There were other ideas to be extracted from this NYT editorial by Tom Friedman, but that was the one I liked, since it will help me with my perennial project of driving home to students how competitive the US job market is now and has been for several years.
You choose. Do you want to properly learn your college skills ("read, write, think, figure"), to the appropriate competitive level?
Or do you prefer a low wage, low skill job?
High wage: high skill?
Medium wage: medium skill?
Low wage: low skill?
The choice starts now, today, not tomorrow.
Competition for "high wage, high skill," and even for "medium wage, medium skill" started the first day of your first college class, and even back in high school.
Have you been competing? Are you taking advantage of every opportunity college offers to develop theses skills? Or are you just kind of drifting along, not really caring about what happens next?
If you don't like Mr. Friedman's message, don't complain to me. Or him. That's "shooting the messenger", something you would realize is fruitless, had you used the opportunities college offered you to learn to think critically.
I'm not in charge of the job market. I didn't make it this way.

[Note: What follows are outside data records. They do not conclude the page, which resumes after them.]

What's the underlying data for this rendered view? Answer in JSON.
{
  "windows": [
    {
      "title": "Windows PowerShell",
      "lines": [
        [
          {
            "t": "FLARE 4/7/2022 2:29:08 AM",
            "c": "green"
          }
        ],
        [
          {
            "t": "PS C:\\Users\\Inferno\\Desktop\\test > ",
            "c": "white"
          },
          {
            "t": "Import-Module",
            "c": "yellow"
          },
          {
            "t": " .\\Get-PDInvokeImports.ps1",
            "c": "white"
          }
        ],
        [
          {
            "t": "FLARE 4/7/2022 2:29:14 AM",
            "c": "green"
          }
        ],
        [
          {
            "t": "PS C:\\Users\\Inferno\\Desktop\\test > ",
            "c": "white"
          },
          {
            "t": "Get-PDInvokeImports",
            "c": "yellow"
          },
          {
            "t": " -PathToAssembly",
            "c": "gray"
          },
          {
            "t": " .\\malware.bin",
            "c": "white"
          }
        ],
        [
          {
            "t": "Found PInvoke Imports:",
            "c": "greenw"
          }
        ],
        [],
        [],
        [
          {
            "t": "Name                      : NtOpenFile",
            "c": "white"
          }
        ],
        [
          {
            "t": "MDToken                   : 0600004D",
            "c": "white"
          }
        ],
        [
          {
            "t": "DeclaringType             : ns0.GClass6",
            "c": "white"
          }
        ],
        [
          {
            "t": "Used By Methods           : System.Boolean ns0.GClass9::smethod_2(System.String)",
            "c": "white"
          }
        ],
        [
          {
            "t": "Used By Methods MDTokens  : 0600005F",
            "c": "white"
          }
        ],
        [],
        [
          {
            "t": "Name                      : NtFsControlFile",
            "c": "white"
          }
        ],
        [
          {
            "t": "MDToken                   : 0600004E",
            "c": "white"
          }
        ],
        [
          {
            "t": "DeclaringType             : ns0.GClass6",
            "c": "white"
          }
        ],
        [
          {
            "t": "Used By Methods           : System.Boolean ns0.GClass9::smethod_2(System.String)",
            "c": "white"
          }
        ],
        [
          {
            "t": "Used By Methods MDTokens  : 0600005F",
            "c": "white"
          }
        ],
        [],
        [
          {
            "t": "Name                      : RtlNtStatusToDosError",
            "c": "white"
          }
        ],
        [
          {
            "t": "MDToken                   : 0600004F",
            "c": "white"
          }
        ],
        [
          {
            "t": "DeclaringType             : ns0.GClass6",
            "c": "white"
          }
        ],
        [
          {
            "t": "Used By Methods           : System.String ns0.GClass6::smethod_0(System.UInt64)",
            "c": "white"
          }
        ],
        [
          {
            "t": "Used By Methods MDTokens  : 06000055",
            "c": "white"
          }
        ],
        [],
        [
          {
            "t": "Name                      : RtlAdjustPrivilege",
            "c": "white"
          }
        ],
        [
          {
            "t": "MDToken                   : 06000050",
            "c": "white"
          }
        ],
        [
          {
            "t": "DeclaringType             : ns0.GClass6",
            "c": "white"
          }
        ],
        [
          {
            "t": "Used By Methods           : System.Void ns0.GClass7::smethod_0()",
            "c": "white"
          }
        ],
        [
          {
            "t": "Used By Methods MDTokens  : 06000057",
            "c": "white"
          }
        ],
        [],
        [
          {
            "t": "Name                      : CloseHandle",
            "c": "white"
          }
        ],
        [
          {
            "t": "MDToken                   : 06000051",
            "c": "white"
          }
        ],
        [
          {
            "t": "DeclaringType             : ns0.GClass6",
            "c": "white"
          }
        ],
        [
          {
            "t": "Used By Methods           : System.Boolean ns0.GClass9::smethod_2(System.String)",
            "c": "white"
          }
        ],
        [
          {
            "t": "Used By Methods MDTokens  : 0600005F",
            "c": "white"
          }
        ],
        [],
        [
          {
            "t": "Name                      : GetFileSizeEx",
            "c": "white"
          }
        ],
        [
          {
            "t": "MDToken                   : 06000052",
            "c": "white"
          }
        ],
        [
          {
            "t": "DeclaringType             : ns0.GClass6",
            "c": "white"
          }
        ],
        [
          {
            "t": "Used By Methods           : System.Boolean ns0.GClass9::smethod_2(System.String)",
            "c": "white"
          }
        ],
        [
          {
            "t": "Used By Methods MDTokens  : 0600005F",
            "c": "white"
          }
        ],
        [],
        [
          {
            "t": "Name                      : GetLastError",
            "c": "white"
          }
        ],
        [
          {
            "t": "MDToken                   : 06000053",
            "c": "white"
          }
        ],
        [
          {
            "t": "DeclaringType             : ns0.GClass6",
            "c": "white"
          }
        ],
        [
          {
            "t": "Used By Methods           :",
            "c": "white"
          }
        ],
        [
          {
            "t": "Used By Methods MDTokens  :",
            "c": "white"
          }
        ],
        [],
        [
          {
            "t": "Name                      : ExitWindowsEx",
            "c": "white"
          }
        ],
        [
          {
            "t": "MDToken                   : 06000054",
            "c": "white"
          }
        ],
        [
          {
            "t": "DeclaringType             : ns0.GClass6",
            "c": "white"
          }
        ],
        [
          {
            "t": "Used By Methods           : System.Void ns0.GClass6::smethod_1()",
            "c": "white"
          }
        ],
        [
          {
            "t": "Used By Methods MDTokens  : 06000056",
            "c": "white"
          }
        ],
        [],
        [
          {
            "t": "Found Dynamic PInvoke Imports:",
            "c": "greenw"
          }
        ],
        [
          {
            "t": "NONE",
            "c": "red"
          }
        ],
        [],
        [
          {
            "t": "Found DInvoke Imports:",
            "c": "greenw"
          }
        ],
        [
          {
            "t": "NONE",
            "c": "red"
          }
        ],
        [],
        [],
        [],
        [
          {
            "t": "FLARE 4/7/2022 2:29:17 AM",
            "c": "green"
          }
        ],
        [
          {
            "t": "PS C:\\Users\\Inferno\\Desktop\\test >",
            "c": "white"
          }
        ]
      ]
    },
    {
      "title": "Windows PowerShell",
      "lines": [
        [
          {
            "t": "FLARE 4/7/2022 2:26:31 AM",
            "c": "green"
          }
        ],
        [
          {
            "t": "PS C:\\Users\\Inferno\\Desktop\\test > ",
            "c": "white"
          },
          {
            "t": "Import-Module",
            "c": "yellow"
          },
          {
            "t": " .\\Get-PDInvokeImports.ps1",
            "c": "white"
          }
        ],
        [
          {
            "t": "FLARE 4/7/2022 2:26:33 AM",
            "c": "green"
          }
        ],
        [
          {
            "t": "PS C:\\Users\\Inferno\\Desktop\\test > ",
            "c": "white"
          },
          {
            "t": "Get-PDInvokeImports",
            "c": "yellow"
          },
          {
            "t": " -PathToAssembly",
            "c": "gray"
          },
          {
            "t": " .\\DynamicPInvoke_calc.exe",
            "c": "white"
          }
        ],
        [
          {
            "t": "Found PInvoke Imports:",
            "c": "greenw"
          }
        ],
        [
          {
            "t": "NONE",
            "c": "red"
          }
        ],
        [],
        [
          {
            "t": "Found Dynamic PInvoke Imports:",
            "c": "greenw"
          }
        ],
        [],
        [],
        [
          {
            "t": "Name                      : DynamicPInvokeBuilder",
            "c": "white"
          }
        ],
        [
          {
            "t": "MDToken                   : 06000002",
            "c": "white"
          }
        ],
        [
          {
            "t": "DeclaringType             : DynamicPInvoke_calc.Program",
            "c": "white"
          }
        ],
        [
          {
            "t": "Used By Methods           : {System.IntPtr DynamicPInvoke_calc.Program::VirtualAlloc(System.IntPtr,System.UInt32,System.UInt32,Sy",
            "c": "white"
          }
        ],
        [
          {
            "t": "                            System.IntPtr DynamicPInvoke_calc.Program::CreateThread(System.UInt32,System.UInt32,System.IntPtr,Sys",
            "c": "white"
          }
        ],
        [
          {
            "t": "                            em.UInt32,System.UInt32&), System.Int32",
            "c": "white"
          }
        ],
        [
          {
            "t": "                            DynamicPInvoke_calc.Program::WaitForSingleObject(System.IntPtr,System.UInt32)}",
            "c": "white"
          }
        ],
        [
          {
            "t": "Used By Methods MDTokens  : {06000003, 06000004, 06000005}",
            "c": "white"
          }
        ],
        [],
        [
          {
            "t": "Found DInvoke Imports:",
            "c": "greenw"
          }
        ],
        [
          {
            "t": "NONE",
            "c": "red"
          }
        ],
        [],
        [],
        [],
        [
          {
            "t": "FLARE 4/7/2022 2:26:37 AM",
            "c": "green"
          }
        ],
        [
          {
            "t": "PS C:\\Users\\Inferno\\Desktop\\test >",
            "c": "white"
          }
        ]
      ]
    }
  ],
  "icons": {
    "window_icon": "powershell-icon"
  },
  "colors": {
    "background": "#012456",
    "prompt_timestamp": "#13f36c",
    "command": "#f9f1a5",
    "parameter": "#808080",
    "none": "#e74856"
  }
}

Deal with it now. Or deal with it later. But you will have to deal with it.